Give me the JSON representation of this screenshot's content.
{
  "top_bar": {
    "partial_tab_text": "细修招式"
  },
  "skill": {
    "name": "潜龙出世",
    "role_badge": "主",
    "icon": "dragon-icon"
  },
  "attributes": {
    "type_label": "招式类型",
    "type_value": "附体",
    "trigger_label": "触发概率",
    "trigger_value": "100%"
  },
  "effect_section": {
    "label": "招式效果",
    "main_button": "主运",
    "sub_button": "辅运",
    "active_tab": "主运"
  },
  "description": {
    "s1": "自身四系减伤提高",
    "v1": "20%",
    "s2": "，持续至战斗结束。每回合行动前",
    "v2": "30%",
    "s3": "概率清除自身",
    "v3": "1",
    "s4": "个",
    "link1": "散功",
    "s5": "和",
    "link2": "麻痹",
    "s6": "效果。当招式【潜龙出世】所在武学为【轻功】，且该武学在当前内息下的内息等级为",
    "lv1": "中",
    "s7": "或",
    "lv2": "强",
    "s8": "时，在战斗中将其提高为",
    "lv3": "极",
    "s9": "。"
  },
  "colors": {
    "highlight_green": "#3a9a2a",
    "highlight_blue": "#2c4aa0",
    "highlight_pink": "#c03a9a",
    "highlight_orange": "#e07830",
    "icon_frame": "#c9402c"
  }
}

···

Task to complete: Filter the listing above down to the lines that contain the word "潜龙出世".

Solution to the problem:
    "name": "潜龙出世",
    "s6": "效果。当招式【潜龙出世】所在武学为【轻功】，且该武学在当前内息下的内息等级为",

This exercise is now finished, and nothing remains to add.